Journal or Book Title
Pressure alters the physical, chemical and electronic properties of matter. The development of the diamond anvil cell (DAC) enables tabletop experiments to investigate a diverse landscape of high-pressure phenomena ranging from the properties of planetary interiors to transitions between quantum mechanical phases. In this work, we introduce and utilize a novel nanoscale sensing platform, which integrates nitrogen-vacancy (NV) color centers directly into the culet (tip) of diamond anvils. We demonstrate the versatility of this platform by performing diffraction-limited imaging (~600 nm) of both stress fields and magnetism, up to pressures ~30 GPa and for temperatures ranging from 25-340 K. For the former, we quantify all six (normal and shear) stress components with accuracy <0.01 GPa, offering unique new capabilities for characterizing the strength and effective viscosity of solids and fluids under pressure. For the latter, we demonstrate vector magnetic field imaging with dipole accuracy <10−11 emu, enabling us to measure the pressure-driven α↔ε phase transition in iron as well as the complex pressure-temperature phase diagram of gadolinium. In addition to DC vector magnetometry, we highlight a complementary NV-sensing modality using T1 noise spectroscopy; crucially, this demonstrates our ability to characterize phase transitions even in the absence of static magnetic signatures. By integrating an atomic-scale sensor directly into DACs, our platform enables the in situ imaging of elastic, electric and magnetic phenomena at high pressures.
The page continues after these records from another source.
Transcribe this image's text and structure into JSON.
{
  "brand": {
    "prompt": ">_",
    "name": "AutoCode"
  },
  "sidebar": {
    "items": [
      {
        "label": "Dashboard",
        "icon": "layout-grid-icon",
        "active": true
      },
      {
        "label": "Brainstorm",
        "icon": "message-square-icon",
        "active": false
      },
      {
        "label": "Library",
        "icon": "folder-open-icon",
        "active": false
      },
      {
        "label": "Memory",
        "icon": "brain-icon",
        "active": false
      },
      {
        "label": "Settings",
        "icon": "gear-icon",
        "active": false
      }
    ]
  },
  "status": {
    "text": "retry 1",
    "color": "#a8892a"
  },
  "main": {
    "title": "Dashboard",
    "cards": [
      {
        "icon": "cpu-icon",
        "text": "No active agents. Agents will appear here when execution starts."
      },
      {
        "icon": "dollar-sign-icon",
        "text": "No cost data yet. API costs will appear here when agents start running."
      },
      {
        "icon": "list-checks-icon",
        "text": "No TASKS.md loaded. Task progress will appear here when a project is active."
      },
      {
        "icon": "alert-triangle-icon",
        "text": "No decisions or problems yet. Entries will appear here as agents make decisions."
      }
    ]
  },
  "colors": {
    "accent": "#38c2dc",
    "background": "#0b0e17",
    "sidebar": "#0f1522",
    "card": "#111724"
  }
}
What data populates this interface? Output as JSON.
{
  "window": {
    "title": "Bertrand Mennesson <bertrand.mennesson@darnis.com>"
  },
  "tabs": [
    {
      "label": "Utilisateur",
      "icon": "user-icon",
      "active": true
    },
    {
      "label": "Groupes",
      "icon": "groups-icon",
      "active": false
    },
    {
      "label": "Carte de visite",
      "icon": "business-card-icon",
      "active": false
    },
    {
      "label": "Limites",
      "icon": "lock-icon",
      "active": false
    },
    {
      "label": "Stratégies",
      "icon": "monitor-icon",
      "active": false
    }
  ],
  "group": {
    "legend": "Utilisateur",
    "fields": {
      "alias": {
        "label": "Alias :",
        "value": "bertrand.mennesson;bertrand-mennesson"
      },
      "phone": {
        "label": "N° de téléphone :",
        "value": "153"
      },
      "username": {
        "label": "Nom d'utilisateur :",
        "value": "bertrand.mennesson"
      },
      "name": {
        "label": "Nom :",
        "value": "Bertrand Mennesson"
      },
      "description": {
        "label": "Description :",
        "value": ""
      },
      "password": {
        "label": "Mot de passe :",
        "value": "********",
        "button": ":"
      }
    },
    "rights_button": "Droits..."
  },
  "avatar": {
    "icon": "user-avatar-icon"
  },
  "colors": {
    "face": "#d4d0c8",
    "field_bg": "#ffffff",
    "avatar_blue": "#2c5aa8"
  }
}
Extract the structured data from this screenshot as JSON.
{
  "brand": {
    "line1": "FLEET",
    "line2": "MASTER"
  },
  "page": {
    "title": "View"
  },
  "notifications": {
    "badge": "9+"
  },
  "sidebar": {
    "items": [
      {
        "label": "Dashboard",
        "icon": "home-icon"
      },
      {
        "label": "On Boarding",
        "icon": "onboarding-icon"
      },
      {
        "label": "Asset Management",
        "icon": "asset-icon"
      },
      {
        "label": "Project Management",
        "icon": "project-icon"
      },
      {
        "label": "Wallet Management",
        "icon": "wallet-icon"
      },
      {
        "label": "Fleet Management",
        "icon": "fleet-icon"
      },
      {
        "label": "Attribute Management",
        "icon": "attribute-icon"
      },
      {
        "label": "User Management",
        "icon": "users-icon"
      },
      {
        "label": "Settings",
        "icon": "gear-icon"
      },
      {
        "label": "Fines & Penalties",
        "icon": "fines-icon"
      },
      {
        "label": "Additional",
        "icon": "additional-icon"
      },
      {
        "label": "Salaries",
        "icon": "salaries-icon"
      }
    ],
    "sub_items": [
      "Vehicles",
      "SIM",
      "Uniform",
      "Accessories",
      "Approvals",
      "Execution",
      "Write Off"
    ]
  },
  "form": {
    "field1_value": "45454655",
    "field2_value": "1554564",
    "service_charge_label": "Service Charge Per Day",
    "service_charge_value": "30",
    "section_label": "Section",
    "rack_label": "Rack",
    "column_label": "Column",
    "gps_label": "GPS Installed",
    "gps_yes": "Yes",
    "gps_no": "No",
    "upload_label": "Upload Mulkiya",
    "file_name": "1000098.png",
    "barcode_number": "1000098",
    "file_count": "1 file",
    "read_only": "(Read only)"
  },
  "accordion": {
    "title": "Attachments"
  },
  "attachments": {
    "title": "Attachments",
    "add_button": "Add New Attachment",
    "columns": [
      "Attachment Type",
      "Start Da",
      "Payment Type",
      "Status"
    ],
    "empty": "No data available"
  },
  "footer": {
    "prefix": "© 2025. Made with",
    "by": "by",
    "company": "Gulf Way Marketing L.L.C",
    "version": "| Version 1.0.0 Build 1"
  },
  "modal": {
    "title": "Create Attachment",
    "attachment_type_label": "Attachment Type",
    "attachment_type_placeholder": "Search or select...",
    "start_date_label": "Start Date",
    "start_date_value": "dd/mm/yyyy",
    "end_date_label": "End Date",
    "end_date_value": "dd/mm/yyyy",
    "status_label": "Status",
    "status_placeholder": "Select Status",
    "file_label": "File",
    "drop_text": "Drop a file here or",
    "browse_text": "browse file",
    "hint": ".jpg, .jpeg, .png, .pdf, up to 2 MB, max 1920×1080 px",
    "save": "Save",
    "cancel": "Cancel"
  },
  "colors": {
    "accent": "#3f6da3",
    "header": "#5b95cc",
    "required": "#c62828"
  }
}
Hsieh, S.; Bhattacharyya, P.; Zu, C.; Mittiga, T.; Smart, T. J.; Machado, F.; Kobrin, B.; Hohn, T. O.; Rui, N. Z.; Kamrani, Mehdi; Chatterjee, S.; Choi, S.; Zaletel, M.; Struzhkin, V. V.; Moore, J. E.; Levitas, Valery I.; Jeanloz, R.; and Yao, N. Y., "Imaging stress and magnetism at high pressures using a nanoscale quantum sensor" (2018). Aerospace Engineering Publications. 137.